[Opening THE DATA section]

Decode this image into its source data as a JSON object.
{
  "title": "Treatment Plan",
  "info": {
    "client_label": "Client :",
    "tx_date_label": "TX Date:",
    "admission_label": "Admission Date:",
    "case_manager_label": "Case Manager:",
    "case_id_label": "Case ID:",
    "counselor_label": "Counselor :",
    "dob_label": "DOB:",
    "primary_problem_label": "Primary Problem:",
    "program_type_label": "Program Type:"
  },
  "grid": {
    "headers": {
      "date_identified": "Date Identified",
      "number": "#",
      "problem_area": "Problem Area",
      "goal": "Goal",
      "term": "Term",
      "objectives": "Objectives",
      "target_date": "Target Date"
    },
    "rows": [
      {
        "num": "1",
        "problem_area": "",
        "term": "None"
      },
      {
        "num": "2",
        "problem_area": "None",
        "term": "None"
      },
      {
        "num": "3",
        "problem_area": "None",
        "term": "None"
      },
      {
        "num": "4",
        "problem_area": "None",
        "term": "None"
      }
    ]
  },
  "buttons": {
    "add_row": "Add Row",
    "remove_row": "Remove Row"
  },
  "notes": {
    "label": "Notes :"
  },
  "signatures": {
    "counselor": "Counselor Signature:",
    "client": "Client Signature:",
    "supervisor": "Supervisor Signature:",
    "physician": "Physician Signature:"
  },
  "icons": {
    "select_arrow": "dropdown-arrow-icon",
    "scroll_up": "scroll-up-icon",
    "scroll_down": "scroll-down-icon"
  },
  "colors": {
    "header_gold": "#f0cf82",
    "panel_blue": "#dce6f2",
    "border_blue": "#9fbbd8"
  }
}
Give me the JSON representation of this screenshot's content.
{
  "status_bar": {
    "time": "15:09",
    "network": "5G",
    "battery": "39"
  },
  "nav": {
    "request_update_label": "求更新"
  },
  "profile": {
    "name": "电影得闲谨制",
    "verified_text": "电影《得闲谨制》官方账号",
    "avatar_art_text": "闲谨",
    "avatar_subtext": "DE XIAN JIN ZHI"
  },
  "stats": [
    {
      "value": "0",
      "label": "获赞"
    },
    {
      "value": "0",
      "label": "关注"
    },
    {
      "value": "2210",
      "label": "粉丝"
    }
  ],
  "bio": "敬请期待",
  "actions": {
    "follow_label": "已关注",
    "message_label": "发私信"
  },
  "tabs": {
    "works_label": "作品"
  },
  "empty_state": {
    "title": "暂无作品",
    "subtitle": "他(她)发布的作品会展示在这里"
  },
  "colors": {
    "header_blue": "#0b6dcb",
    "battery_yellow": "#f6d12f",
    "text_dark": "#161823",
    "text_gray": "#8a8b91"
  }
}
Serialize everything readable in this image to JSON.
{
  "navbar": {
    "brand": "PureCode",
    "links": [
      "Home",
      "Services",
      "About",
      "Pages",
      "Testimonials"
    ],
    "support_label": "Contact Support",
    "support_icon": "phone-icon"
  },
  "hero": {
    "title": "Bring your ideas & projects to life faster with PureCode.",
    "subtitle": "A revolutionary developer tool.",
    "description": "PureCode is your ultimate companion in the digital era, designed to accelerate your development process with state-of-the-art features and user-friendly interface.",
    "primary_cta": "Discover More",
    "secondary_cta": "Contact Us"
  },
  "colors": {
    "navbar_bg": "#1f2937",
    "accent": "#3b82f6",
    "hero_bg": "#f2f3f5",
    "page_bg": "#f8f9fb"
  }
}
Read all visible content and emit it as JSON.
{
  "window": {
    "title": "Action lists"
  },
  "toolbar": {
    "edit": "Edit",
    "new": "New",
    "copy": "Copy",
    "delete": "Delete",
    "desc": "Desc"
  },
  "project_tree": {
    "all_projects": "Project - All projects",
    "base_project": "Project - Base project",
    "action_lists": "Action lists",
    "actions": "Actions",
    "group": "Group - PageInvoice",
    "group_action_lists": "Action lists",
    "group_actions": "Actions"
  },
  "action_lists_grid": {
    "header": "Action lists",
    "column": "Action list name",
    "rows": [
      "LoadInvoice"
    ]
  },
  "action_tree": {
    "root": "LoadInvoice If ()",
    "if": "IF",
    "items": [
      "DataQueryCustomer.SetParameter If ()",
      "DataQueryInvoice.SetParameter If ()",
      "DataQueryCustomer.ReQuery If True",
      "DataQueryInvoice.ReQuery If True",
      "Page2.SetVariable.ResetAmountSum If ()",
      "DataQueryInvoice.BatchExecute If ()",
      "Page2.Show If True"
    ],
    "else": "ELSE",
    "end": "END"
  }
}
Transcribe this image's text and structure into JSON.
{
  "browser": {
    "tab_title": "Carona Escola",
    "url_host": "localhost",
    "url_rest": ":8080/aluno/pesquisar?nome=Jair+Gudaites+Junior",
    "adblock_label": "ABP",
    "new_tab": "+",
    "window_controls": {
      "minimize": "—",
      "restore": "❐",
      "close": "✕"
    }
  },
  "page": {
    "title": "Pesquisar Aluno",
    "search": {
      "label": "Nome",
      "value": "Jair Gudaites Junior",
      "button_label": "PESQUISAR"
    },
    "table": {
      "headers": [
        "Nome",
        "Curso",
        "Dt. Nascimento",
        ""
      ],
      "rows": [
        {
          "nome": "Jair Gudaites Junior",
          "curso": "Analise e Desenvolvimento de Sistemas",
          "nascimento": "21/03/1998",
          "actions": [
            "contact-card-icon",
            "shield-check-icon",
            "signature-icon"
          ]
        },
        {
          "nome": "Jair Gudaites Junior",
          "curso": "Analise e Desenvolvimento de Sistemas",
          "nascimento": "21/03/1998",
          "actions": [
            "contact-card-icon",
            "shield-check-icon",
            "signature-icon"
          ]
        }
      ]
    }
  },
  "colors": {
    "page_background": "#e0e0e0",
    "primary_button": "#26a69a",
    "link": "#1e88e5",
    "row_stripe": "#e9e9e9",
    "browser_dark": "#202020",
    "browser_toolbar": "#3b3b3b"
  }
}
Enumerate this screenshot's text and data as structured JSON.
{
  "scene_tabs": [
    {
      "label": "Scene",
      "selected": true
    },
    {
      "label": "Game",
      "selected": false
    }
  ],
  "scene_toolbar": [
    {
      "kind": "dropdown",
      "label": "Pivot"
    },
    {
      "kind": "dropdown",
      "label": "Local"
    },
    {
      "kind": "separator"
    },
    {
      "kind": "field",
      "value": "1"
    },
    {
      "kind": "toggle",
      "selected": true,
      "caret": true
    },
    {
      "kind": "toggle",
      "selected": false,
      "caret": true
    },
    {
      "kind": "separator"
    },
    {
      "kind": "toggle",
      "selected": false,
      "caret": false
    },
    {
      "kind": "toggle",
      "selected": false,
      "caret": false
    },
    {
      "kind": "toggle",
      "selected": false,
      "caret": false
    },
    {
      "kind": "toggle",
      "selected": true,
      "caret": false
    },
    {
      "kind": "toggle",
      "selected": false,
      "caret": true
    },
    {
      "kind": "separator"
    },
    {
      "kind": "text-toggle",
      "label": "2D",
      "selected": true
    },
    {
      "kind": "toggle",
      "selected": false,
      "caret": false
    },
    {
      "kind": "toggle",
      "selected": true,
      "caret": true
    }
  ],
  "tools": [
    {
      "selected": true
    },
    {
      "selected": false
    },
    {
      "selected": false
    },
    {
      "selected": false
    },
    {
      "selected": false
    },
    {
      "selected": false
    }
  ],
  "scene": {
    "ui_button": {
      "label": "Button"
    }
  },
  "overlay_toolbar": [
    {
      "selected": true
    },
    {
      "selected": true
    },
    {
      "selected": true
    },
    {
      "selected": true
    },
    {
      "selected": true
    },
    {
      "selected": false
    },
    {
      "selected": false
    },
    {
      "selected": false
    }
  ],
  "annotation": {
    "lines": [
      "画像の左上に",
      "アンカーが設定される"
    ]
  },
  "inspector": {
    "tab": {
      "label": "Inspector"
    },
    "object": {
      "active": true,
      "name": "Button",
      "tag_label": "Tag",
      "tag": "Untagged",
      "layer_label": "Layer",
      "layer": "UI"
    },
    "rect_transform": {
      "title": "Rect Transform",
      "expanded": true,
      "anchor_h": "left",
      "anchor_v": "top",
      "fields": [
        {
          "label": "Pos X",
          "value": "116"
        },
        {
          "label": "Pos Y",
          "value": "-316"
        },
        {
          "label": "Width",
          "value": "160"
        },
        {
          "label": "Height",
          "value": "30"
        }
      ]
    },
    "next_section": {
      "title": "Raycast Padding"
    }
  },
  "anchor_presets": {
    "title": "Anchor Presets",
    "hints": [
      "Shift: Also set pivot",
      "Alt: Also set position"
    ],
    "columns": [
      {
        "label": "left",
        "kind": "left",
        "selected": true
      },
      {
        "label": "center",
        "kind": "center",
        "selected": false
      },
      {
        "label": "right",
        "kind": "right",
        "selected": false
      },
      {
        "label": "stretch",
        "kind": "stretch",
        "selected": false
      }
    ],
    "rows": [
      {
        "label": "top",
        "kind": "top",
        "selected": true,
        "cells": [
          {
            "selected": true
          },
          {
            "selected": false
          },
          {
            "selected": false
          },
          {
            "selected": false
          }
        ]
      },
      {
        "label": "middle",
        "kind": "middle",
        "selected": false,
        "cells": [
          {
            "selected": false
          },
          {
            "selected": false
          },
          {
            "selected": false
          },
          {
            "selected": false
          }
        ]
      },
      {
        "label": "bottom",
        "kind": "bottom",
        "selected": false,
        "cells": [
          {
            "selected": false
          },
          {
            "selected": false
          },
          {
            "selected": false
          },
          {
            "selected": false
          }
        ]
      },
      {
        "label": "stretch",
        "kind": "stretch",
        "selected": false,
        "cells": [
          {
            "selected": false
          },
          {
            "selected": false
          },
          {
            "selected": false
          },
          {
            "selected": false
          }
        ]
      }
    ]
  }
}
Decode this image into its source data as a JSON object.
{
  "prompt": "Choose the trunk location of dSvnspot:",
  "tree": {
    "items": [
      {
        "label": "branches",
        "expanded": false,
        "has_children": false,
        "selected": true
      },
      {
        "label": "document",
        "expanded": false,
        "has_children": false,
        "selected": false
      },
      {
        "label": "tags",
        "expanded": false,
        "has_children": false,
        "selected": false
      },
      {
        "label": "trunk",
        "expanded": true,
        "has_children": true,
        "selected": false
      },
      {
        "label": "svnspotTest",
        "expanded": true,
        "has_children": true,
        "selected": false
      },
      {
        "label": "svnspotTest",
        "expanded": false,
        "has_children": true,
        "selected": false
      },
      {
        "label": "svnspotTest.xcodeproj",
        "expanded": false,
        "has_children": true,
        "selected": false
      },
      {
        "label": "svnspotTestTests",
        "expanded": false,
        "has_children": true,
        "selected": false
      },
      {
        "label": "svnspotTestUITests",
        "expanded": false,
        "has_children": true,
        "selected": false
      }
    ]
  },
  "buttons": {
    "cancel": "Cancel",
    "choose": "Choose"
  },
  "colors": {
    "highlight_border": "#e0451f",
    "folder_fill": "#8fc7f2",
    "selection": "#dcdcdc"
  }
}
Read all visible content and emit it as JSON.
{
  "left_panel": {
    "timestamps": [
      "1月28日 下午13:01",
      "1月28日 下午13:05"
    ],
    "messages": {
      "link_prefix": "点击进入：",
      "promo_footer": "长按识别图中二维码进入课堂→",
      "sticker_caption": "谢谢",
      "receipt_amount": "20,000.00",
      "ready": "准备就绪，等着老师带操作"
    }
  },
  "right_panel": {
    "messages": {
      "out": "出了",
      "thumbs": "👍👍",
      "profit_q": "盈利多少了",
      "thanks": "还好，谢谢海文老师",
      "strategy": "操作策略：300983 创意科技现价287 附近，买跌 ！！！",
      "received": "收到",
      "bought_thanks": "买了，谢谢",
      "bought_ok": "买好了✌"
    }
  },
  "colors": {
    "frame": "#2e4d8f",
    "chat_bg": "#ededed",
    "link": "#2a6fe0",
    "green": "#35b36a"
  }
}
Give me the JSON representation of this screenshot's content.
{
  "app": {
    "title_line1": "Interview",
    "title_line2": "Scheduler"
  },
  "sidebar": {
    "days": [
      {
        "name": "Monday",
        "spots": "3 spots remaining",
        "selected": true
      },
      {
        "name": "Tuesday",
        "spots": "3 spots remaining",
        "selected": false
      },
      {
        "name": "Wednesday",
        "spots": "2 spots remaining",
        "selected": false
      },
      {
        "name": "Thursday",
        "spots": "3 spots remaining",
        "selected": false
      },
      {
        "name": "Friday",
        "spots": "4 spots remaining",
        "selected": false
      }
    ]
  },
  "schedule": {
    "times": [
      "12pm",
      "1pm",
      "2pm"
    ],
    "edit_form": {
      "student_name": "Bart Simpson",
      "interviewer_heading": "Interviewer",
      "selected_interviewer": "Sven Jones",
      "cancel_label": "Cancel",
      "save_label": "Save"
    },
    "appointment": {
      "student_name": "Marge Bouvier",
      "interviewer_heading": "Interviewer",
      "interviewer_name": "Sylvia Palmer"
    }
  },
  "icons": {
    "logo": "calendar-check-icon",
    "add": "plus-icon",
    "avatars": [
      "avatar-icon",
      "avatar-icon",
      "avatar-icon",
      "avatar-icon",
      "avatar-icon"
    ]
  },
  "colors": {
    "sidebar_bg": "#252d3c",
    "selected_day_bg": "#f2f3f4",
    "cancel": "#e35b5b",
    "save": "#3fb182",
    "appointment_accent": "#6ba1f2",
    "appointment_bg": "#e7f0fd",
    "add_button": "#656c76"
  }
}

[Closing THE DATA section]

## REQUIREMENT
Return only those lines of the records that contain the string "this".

## EXERCISE OUTPUT
Decode this image into its source data as a JSON object.
Give me the JSON representation of this screenshot's content.
Serialize everything readable in this image to JSON.
Transcribe this image's text and structure into JSON.
Enumerate this screenshot's text and data as structured JSON.
Decode this image into its source data as a JSON object.
Give me the JSON representation of this screenshot's content.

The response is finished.